WORK ITEM.
Scan the listing below for the word "area" and copy every line where it occurs.

ENTRIES PROVIDED.
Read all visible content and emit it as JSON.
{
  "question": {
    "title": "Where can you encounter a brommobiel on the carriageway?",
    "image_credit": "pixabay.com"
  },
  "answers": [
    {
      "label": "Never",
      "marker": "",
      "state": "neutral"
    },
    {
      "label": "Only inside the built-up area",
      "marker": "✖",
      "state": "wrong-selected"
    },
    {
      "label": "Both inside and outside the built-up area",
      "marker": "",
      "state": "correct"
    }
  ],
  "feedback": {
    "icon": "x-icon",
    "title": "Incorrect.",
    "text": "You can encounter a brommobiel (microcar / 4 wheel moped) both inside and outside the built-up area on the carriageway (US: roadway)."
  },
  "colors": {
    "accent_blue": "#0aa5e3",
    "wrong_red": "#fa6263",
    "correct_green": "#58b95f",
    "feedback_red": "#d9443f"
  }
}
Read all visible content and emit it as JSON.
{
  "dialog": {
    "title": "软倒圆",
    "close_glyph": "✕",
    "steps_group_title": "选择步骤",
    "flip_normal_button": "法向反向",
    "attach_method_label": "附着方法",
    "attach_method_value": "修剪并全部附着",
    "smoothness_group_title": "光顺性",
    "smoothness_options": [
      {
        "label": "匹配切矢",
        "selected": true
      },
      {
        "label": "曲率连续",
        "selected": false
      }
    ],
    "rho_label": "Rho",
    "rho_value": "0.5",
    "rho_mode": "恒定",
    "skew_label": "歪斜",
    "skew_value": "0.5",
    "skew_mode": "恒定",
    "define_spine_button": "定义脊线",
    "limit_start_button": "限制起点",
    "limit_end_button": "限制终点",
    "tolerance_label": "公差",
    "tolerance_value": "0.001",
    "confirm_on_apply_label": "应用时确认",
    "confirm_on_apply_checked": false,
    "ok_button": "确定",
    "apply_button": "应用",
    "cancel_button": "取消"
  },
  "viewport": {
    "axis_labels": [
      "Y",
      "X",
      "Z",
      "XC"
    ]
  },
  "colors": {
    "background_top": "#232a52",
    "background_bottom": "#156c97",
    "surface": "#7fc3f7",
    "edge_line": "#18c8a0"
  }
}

TASK ANSWER.
      "label": "Only inside the built-up area",
      "label": "Both inside and outside the built-up area",
    "text": "You can encounter a brommobiel (microcar / 4 wheel moped) both inside and outside the built-up area on the carriageway (US: roadway)."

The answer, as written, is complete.